multipart/form-data doesn’t seem to work either.
There’s a GitHub repository with all the necessary example code.
A love letter to jQuery – very beautiful and sentimental …
So thank you jQuery! It’s been a wonderful 10 years. I hope we have another 10, but if we don’t it will always be with dignity and respect that I remember you and never less, because you do the perfect job of making yourself redundant. It is befitting that you do this so gracefully. If the time does come to say goodbye it will be because you have given us all that you can. To not be needed does not mean you will not forever be important to the me and the web.
Just a few weeks after we’ve started using jQuery 2, the news come in of the new major release of jQuery being not too far away:
It’s been a long time since we did a major release, and you certainly deserve one.
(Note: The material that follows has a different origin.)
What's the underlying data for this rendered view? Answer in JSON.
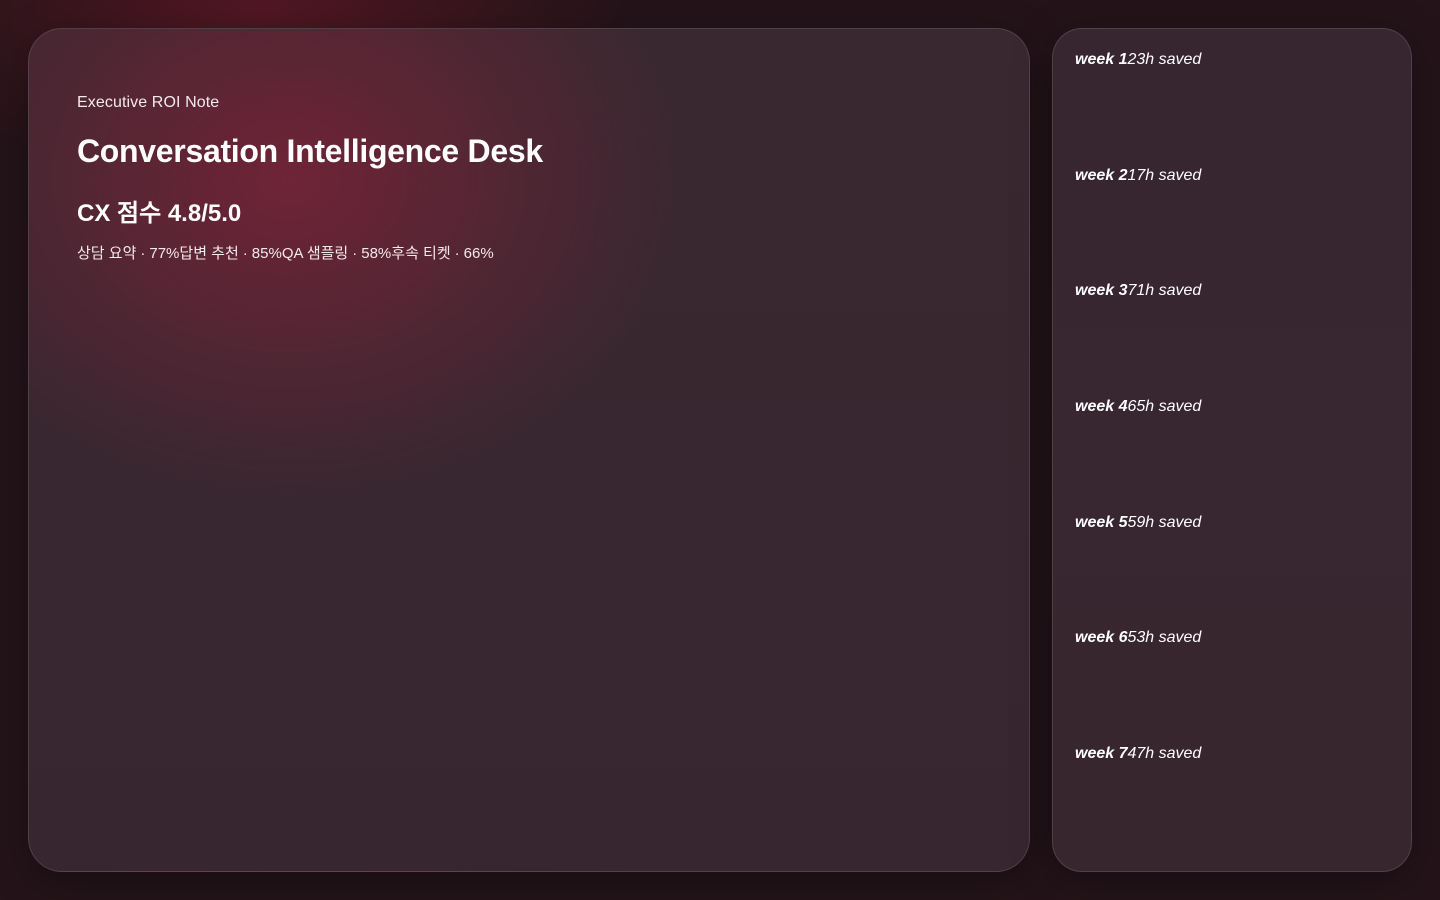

So we’re glad to announce the first alpha of jQuery 3.0!
Despite the 3.0 version number, we anticipate that these releases shouldn’t be too much trouble when it comes to upgrading existing code. Yes, there are a few breaking changes that justified the major version bump, but we’re hopeful these breakages don’t actually affect that many people. The jQuery Migrate plugin can help you to identify compatibility issues in your code as well. Your feedback on the changes in this alpha will help us greatly, so please try it out on your existing code and plugins!
There are actually two releases here. First is jQuery 3.0, which supports modern browsers and environments from IE9 forward. Second is jQuery Compat 3.0, which includes support for IE8. As an added bonus, both jQuery and jQuery Compat will include support for Yandex.Browser, a freeware browser released in 2012. You can get the files from the jQuery CDN, or link to them directly